uFun scammer claims invested funds are his (Samoa)
Is there a better way to defend yourself in court by explaining exactly how you fleeced investors out of $126,000?
Probably. But for Nicholas Giannos, he decided to defend himself by declaring in court that funds invested with him were “his money”.
One of the commonly used tactics to avoid regulators in Ponzi schemes is to solicit investment directly from victims.
In exchange, victims are given points of some sort – which the affiliate accepting invested funds leads them to believe are worth something.
In uFun Club these points were uTokens, which were worthless outside of the scheme.
A uFun Club investor, Giannos (right) had accumulated enough uTokens to distribute to Samoan victims he’d pitched the uFun Club scam on.
They invested $126,241 with Giannos and he gave them the equivalent in uTokens.
This despite Thai police making arrests and busting up the scheme a month earlier, rendering uTokens completely worthless both inside and outside the scheme.
Upon being told that Giannos believed invested funds were his personal property, following the transfer of worthless Ponzi points to those he duped, Chief Justice Patu asked
“How come it becomes your personal money?”
“This is because I had already bought the activation point with my money, so the investment money belongs to me,” (Giannos) responded.
“Activation points” are the worthless uTokens I made reference to earlier.
Asked to explain, the defendant made reference to “remitting money and buying activation points to activate an account.”
What with Thai police shutting down uFun Club’s local operations, the push to dump these points onto unsuspecting victims in exchange for actual funds became even more desperate.
“Because it was my money used to buy the activation point, the investment money becomes my money,” he further explained.
And it is this farce that Giannos then went on to justify the attempt to whisk invested funds off into a personal account of his in the UK.
Prosecution tried to link the money remitted by the defendant to his personal account in London on the 18 and 19 May 2015, as the money that belongs to the investors.
The defendant maintained that it was his own money that was sent and he had about $37,000 or $38,000 as his own personal money.
“Where did you get the money you remitted overseas?” asked the Chief Justice.
“My own money,” responded the defendant.
CJ Patu said the defendant brought a substantial amount of money to Samoa and he wanted to know why.
“To spend,” was the brief response from the defendant.
“So it was pocket money,” continued CJ Patu.
The defendant said that was part of it.
So Giannos brings about $38,000 into Samoa “to spend”, and then after fleecing local investors proceeds to transfer it back out of the country, unspent.
The logical question?
“Why did you remit money overseas if you brought it here to cover your expenses?” asked CJ Patu.
The defendant said his co-defendant was spending a lot of money here and he wanted to be secure that there was still money in his account when he returned.
Nothing suss.
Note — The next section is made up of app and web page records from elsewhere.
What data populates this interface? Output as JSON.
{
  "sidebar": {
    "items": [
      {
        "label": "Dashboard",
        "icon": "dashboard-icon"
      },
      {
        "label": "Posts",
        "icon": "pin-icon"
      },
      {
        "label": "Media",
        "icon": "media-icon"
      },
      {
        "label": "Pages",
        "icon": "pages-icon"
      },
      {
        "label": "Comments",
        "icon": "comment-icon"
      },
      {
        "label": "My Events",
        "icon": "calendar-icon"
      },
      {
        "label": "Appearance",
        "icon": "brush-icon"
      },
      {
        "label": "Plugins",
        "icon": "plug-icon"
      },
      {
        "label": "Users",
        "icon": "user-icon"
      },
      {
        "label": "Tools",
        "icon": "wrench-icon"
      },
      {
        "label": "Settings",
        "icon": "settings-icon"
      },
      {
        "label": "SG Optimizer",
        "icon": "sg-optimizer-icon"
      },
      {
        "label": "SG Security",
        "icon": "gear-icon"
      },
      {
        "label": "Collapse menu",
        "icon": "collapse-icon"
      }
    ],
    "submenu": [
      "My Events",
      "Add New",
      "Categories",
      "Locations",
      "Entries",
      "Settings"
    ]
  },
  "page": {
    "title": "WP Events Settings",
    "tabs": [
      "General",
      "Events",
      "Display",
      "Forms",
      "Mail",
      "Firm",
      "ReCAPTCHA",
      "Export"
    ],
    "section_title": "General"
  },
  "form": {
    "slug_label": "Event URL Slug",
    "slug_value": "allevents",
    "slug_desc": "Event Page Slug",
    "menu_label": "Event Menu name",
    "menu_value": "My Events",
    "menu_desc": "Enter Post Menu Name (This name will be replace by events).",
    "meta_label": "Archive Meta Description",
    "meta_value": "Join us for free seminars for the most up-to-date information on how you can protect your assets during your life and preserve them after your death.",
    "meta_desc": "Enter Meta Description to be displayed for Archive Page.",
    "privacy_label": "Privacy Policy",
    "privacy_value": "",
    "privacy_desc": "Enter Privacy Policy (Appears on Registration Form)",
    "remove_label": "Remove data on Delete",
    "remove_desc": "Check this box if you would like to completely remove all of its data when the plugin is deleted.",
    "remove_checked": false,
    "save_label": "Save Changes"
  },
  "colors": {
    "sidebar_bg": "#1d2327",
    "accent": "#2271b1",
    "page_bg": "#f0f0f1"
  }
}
But one would imagine if queried as to what and where funds spent the defense might turn up blank.
The Prosecution meanwhile seized the opportunity to poke holes in Giannos’ testimony.
Upon being asked
if the remittance was to buy activation points, (Giannos) said “no” because he already bought the points with his money.
Leave alone the fact that these points can be obtained through re-investment and recrutment of new affiliates, the Prosecution pointed to earlier evidence submitted by the defense, which stated
“There’s a need to remit the money to an account to get activated points”.
Did Giannos remit funds only after receiving invested funds from Samoans, or did he buy up activation points in advance to distribute to investors he was yet to fleece?
Not really sure what the answer has to do with Ponzi fraud, but as per Talamua On-line, ‘the case continues.‘